“Announcing my return to the race tracks is one of the proudest moments in my professional career,” Correa said in a statement, promising to honour Hubert’s memory when he began racing again for the ART Formula Three team. “My dream is still to reach F1 and this is the first step in my comeback.”
Hubert died aged 22 after he crashed and his stationary car was then hit by Correa’s during the Belgian Grand Prix support race at Spa-Francorchamps. The FIA said in a subsequent report that Correa hit Hubert’s virtually stationary car at 218kph (135mph).
The Frenchman was the first driver to die at a Formula One race weekend since the Brazilian triple champion Ayrton Senna and the Austrian Roland Ratzenberger at Imola in Italy in 1994. Correa sustained 20 fractures to his legs and feet, spending two weeks in an induced coma and wearing a leg brace for more than a year.
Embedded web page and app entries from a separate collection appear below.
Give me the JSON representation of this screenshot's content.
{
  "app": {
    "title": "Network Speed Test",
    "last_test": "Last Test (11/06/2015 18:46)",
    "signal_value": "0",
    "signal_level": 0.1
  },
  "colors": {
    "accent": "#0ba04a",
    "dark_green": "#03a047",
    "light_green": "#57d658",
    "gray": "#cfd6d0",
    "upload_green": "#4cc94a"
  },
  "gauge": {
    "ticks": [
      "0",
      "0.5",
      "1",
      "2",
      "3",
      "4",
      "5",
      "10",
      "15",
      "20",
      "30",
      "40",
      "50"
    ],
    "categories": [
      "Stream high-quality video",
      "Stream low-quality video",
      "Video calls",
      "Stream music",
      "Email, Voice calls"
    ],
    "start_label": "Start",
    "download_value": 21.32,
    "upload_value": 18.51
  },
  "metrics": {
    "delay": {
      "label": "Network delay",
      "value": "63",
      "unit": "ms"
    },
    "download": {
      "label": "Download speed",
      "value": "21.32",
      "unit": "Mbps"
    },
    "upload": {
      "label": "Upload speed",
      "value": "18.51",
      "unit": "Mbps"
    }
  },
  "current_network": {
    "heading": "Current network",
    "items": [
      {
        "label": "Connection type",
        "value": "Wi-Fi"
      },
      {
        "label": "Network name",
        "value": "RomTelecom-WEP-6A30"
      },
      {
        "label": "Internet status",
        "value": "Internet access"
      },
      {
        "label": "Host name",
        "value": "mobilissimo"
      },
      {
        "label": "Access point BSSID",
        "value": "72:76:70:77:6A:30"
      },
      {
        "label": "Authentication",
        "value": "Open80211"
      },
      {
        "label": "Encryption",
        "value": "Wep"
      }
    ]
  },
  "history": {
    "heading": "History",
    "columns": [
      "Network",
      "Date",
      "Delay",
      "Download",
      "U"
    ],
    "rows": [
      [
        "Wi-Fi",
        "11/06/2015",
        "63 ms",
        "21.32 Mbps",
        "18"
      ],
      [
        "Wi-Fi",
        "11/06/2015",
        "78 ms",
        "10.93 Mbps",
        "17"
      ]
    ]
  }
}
He underwent 25 bouts of surgery to his legs but avoided amputation.
Meanwhile, Pierre Gasly has become the sixth Formula One driver to test positive for Covid-19. The AlphaTauri driver, who won the Italian Grand Prix last year, contracted the virus in Dubai and wrote on Twitter: “I wanted to let you know that I tested positive for Covid-19. I have told everyone I’ve been in contact with during these last days.
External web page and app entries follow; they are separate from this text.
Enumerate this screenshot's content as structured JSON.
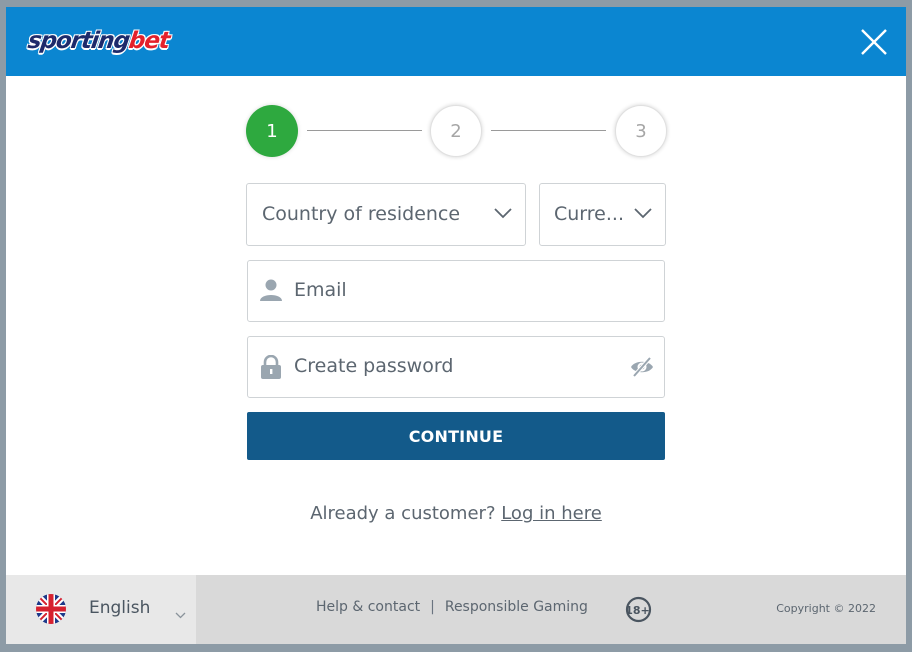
{
  "header": {
    "brand_part1": "sporting",
    "brand_part2": "bet",
    "close_icon": "close-icon"
  },
  "stepper": {
    "steps": [
      {
        "label": "1",
        "state": "active"
      },
      {
        "label": "2",
        "state": "todo"
      },
      {
        "label": "3",
        "state": "todo"
      }
    ]
  },
  "form": {
    "country_select": {
      "placeholder": "Country of residence",
      "icon": "chevron-down-icon"
    },
    "currency_select": {
      "placeholder": "Curre...",
      "icon": "chevron-down-icon"
    },
    "email": {
      "placeholder": "Email",
      "icon": "user-icon"
    },
    "password": {
      "placeholder": "Create password",
      "icon": "lock-icon",
      "toggle_icon": "eye-slash-icon"
    },
    "continue_label": "CONTINUE",
    "already_text": "Already a customer? ",
    "login_link": "Log in here"
  },
  "footer": {
    "language": {
      "label": "English",
      "flag": "uk-flag-icon"
    },
    "links": [
      "Help & contact",
      "Responsible Gaming"
    ],
    "separator": "|",
    "age_badge": "18+",
    "copyright": "Copyright © 2022"
  },
  "colors": {
    "header_bg": "#0b86d1",
    "step_active": "#2ea93f",
    "button_bg": "#135a8a",
    "footer_bg": "#d9d9d9"
  }
}
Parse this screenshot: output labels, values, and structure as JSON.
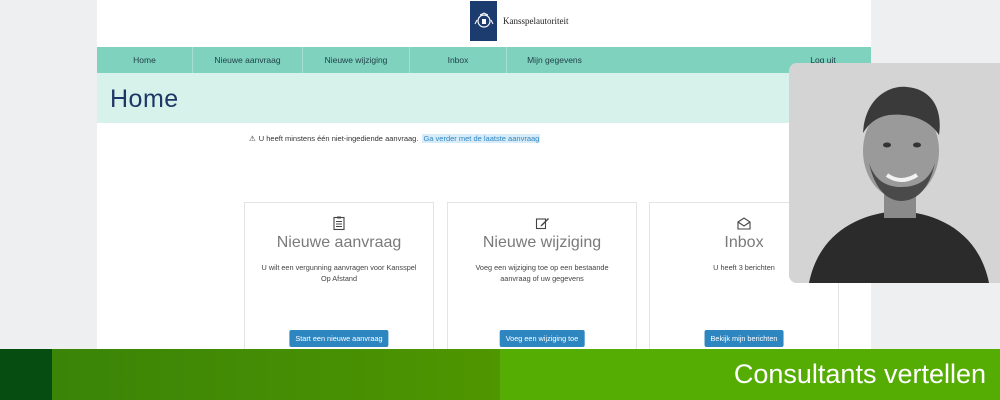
{
  "header": {
    "logo_text": "Kansspelautoriteit",
    "logo_icon": "royal-coat-of-arms-icon"
  },
  "nav": {
    "items": [
      "Home",
      "Nieuwe aanvraag",
      "Nieuwe wijziging",
      "Inbox",
      "Mijn gegevens"
    ],
    "logout": "Log uit"
  },
  "page": {
    "title": "Home"
  },
  "notice": {
    "text": "U heeft minstens één niet-ingediende aanvraag.",
    "link": "Ga verder met de laatste aanvraag",
    "icon": "warning-icon"
  },
  "cards": [
    {
      "title": "Nieuwe aanvraag",
      "desc": "U wilt een vergunning aanvragen voor Kansspel Op Afstand",
      "button": "Start een nieuwe aanvraag",
      "icon": "clipboard-list-icon"
    },
    {
      "title": "Nieuwe wijziging",
      "desc": "Voeg een wijziging toe op een bestaande aanvraag of uw gegevens",
      "button": "Voeg een wijziging toe",
      "icon": "edit-icon"
    },
    {
      "title": "Inbox",
      "desc": "U heeft 3 berichten",
      "button": "Bekijk mijn berichten",
      "icon": "envelope-open-icon"
    }
  ],
  "banner": {
    "text": "Consultants vertellen"
  },
  "colors": {
    "nav": "#7fd2bd",
    "title_bar": "#d6f2ea",
    "button": "#2e86c1",
    "banner_green": "#55ad04",
    "banner_dark": "#064d12"
  }
}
“I’m currently self-isolating and following the protocol set by the local health authorities. I’m feeling OK, and will continue to follow my training plan from home while I remain in isolation.”
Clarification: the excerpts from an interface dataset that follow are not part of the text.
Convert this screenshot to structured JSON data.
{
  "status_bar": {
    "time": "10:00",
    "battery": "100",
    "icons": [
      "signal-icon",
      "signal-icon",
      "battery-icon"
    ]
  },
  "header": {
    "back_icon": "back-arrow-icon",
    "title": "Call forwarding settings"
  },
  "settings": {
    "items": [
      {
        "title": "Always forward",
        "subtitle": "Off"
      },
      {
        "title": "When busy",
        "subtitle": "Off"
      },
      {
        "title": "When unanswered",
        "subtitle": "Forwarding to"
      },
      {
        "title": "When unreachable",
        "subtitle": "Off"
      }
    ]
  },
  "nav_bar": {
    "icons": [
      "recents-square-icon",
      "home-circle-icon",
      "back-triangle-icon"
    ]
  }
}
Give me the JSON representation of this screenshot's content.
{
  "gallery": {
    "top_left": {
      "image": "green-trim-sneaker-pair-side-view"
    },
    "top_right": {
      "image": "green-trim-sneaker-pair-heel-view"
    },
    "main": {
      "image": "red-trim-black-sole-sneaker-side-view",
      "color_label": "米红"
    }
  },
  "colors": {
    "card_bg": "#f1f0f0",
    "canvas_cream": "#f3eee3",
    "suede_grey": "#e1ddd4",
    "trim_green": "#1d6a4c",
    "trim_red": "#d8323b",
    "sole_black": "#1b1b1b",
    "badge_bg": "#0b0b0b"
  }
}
The British driver Lando Norris and Ferrari’s Charles Leclerc both tested positive for Covid-19 last month following time in Dubai. Lewis Hamilton also contracted the illness there before the Bahrain Grand Prix in November. Sergio Pérez and Lance Stroll tested positive for the virus last season.